### Data
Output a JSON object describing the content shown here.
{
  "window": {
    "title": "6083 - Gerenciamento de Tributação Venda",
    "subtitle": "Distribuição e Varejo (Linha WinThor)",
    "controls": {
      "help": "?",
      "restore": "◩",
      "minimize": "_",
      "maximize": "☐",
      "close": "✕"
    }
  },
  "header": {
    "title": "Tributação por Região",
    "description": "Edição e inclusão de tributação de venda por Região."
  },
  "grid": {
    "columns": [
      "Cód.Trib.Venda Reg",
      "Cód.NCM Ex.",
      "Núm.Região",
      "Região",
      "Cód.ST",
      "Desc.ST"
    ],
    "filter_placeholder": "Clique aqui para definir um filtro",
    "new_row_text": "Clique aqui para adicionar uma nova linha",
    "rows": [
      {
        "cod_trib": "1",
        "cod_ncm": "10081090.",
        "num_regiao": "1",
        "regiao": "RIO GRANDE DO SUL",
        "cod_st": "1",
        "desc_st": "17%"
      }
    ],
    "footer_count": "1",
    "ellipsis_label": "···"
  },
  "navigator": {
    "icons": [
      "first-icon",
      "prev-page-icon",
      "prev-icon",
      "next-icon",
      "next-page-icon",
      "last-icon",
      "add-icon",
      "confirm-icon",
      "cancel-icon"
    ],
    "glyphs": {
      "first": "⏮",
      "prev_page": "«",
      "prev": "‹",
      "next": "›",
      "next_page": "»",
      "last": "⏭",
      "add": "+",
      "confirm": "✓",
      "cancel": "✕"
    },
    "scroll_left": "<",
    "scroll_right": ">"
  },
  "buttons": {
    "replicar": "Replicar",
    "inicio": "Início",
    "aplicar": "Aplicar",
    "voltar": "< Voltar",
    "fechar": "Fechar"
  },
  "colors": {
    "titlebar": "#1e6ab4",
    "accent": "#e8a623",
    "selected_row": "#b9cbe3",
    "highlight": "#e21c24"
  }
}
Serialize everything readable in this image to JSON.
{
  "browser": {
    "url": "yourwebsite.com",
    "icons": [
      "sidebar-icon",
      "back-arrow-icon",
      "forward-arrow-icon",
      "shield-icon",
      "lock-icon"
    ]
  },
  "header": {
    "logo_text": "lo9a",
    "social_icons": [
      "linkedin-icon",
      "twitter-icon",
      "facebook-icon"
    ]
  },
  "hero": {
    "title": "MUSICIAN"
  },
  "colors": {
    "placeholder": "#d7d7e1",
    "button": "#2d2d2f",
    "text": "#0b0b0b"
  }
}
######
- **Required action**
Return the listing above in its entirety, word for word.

- **Result for this task**
Output a JSON object describing the content shown here.
{
  "window": {
    "title": "6083 - Gerenciamento de Tributação Venda",
    "subtitle": "Distribuição e Varejo (Linha WinThor)",
    "controls": {
      "help": "?",
      "restore": "◩",
      "minimize": "_",
      "maximize": "☐",
      "close": "✕"
    }
  },
  "header": {
    "title": "Tributação por Região",
    "description": "Edição e inclusão de tributação de venda por Região."
  },
  "grid": {
    "columns": [
      "Cód.Trib.Venda Reg",
      "Cód.NCM Ex.",
      "Núm.Região",
      "Região",
      "Cód.ST",
      "Desc.ST"
    ],
    "filter_placeholder": "Clique aqui para definir um filtro",
    "new_row_text": "Clique aqui para adicionar uma nova linha",
    "rows": [
      {
        "cod_trib": "1",
        "cod_ncm": "10081090.",
        "num_regiao": "1",
        "regiao": "RIO GRANDE DO SUL",
        "cod_st": "1",
        "desc_st": "17%"
      }
    ],
    "footer_count": "1",
    "ellipsis_label": "···"
  },
  "navigator": {
    "icons": [
      "first-icon",
      "prev-page-icon",
      "prev-icon",
      "next-icon",
      "next-page-icon",
      "last-icon",
      "add-icon",
      "confirm-icon",
      "cancel-icon"
    ],
    "glyphs": {
      "first": "⏮",
      "prev_page": "«",
      "prev": "‹",
      "next": "›",
      "next_page": "»",
      "last": "⏭",
      "add": "+",
      "confirm": "✓",
      "cancel": "✕"
    },
    "scroll_left": "<",
    "scroll_right": ">"
  },
  "buttons": {
    "replicar": "Replicar",
    "inicio": "Início",
    "aplicar": "Aplicar",
    "voltar": "< Voltar",
    "fechar": "Fechar"
  },
  "colors": {
    "titlebar": "#1e6ab4",
    "accent": "#e8a623",
    "selected_row": "#b9cbe3",
    "highlight": "#e21c24"
  }
}
Serialize everything readable in this image to JSON.
{
  "browser": {
    "url": "yourwebsite.com",
    "icons": [
      "sidebar-icon",
      "back-arrow-icon",
      "forward-arrow-icon",
      "shield-icon",
      "lock-icon"
    ]
  },
  "header": {
    "logo_text": "lo9a",
    "social_icons": [
      "linkedin-icon",
      "twitter-icon",
      "facebook-icon"
    ]
  },
  "hero": {
    "title": "MUSICIAN"
  },
  "colors": {
    "placeholder": "#d7d7e1",
    "button": "#2d2d2f",
    "text": "#0b0b0b"
  }
}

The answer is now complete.